Tag: evolution

  • The Muppets Meet Murderbot

    This morning at University Lutheran, in our weekly Morning Forum, we had a discussion of the interaction between the law (specifically, the establishment clause of the U.S. Constitution) and the teaching of science (specifically, evolution in the classroom). The discussion was led by Tara Grove, Climenko Fellow Lecturer on Law from Harvard Law School, and Sasha Keyel, Provost Fellow in Biology from Tufts University.

    They both did a great job presenting the issues in a Christian context, with Tara focusing on past case law from the Scopes Trial to Kitzmiller v. Dover and Sasha discussing the scientific method and evidence supporting the theory of evolution, such as the phylogenetic development of feathers in dinosaurs. There are few people that I know who get as excited about case law and science when speaking as Tara and Sasha :oD. After their initial presentation, the forum opened up for discussion, with various members of the congregation joining in with questions.

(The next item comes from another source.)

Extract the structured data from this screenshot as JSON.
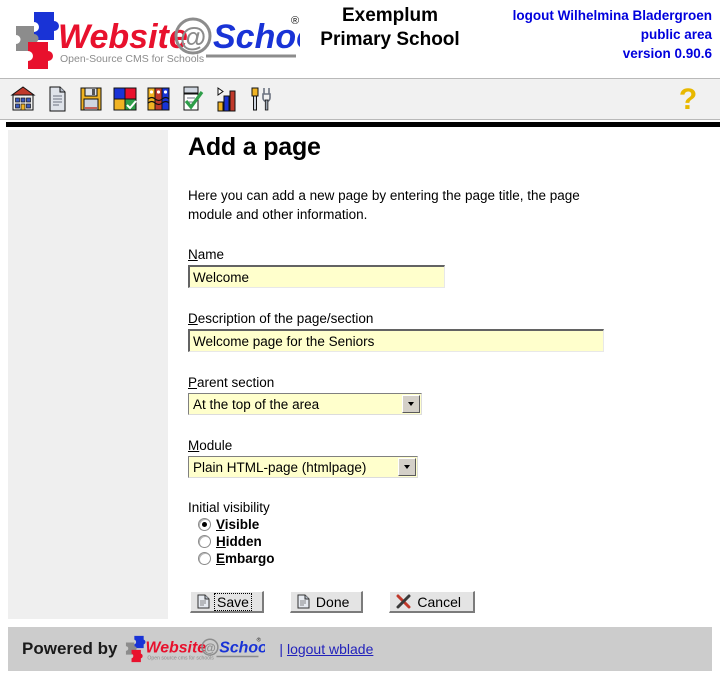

    One of the most interesting comments was from Dr. Helmut Koester, Professor of Divinity (Emeritus) at Harvard Divinity School. I am paraphrasing as best I can from memory, as I didn’t think to record the discussion:

    The account in Genesis 1 is in some ways a scientific document from 2,500 years ago. It was an attempt to demythologize the natural world: the sun is not a god, it is a lamp placed in the sky to light the day; the moon is not a goddess, it is a lamp placed in the sky to light the night. Similarly, it says that there is an order to the animals: things that fly, things that swim, things that walk on two legs, on four, and so on. We shouldn’t see it as an opponent of science; it was part of the demythologizing at the advent of monotheism.

    It’s a viewpoint I hadn’t considered exactly before. I recall when I was preparing a statement of faith for confirmation, about 10 years ago now (!), that I made a point along these lines: the theory of evolution is not incompatible with the creation story, because the Genesis story (at least, for a non-literalist like myself) merely reflects the best scientific understanding of the nature of the world at the time the story was written down. I do not believe that it is impossible to see science as the “how” and God as the “why” of the Universe.

    Darwin, even on the 150th anniversary of the publication of On the Origin of Species, remains at the center of a legal and cultural battle, at least in the United States. I love that UniLu is a religious community that has open and heartfelt discussions on issues like this, especially when the focus is on the side of science, which is all to often ignored or rejected (selectively, it seems) by many American Christians. I hope to see a lot of debate in this area this year as Darwin’s birthday is celebrated.

  • Fox Ferocity

    Pike playing with a toy almost as big as he is.

  • Groomed Pike

    Tiny freshly groomed Yorkie sits on a teal couch wearing a monstera bow tie

    I love this little gentleman.

  • The Kale Wanter

    A small black and brown Yorkie stands on a cream rug in front of a brown cupboard begging for the bunch of lacinato kale in hand in the foreground.
  • Puck Mouse

    An elegant weapon for a more civilized age.

    A blue and white USB puck mouse sitting on beige carpet

  • Seattle After Dark

    Seattle skyline at night with Space Needle in center, with Christmas lights on top

    We were wandering the neighborhood to see light displays and ended up at Kerry Park’s iconic view.